/build/static/layout/Breadcrumb_cap_w.png

Detect an upgraded Windows installation with KACE K1000/SMA

Here is just a little hint for everybody that wants to know how many upgraded Windows installations are floating around the network. Especially Windows 10 installations may be upgraded "in place" to a newer build version and machines won't receive a clean install every time a new Windows 10 build (or "feature update") is released.

UPDATE December 2019: Here is a blog post with a more advanced approach.

WindowsCentral.com posted a nice article about that and I turned it to a custom inventory field in my KACE K1000/SMA:

  1. Go to your software inventory and click the "Action" button and hit the "New" entry
    aLI9SV.jpeg
  2. Type a name for the inventory rule and be sure to select at least every Windows 10 OS build in the "Supported Operating Systems" section. You may enable every Windows version starting with Windows 7.
    A1dWgC.jpeg
  3. In the "Custom Inventory Rule" field enter
    RegistryValueReturn(HKEY_LOCAL_MACHINE\SYSTEM\Setup\Upgrade,DownlevelBuildNumber,TEXT)
  4. Save your new inventory rule and wait or force your machines to run a new inventory. You will find a value in the "Custom Inventory Fields" section under "Software", if the machine has been upgraded.
    The value shows the build number this Windows installation has been upgraded from the last time.
    If there is no value, the Windows installation was not upgraded with "in place upgrade".
    t7cGu9.jpeg
You may now use your new field in KACE reports or in Smart Labels like this:
ww9QPe.jpeg
I used "contains ." (dot) to find every machine that has been upgraded, regardless of the source build number or Windows version.

If you are interested in a blog post about how to read the full build history from your machines, let me know.



Comments

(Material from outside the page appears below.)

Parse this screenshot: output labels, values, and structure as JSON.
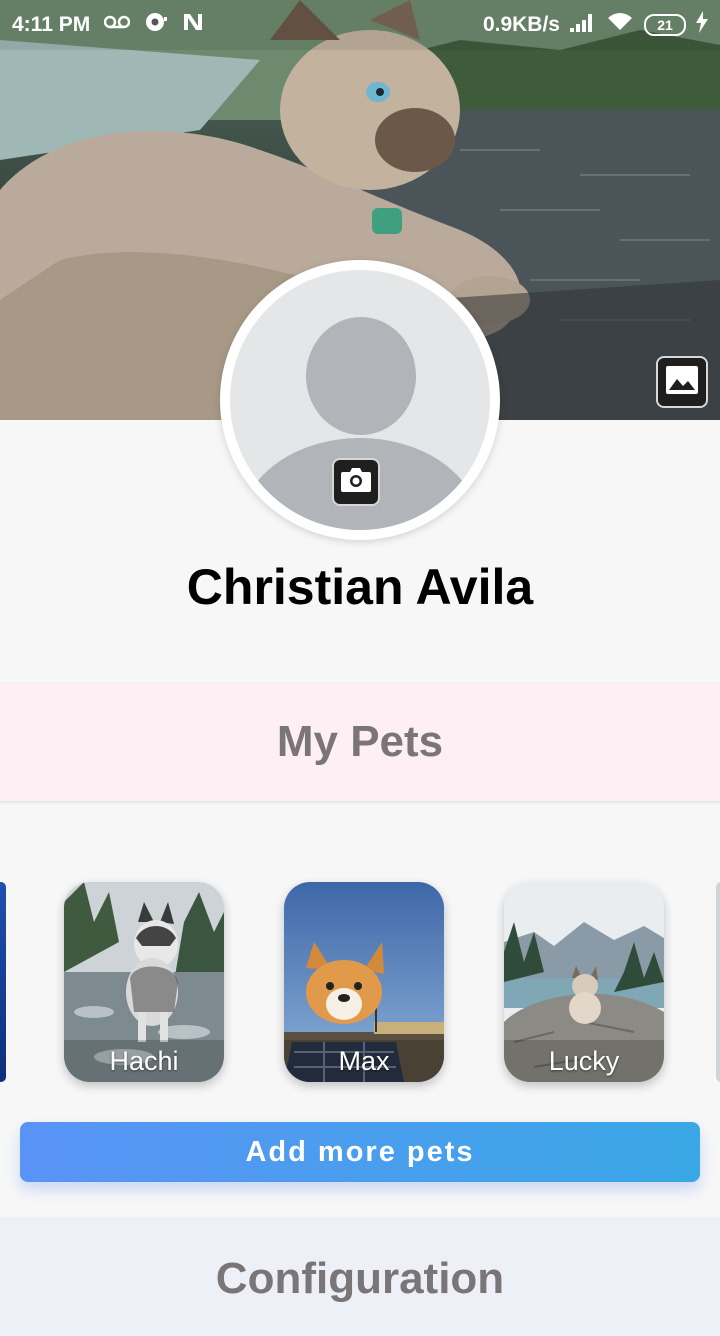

  • Just found this article. Thank you for sharing this. I would be interested in the blog post you mentioned.
    Thank you. - jvleigh 3 years ago
    • Sorry it took so long for a reply to your comment. I will prepare and publish that article in near future! - chrpetri 2 years ago
    • @jvleigh: I published a new blog post with a possibility to read the full build history from a machine:
      https://www.itninja.com/blog/view/show-computers-windows-10-build-history - chrpetri 1 year ago
This post is locked
 
This website uses cookies. By continuing to use this site and/or clicking the "Accept" button you are providing consent Quest Software and its affiliates do NOT sell the Personal Data you provide to us either when you register on our websites or when you do business with us. For more information about our Privacy Policy and our data protection efforts, please visit GDPR-HQ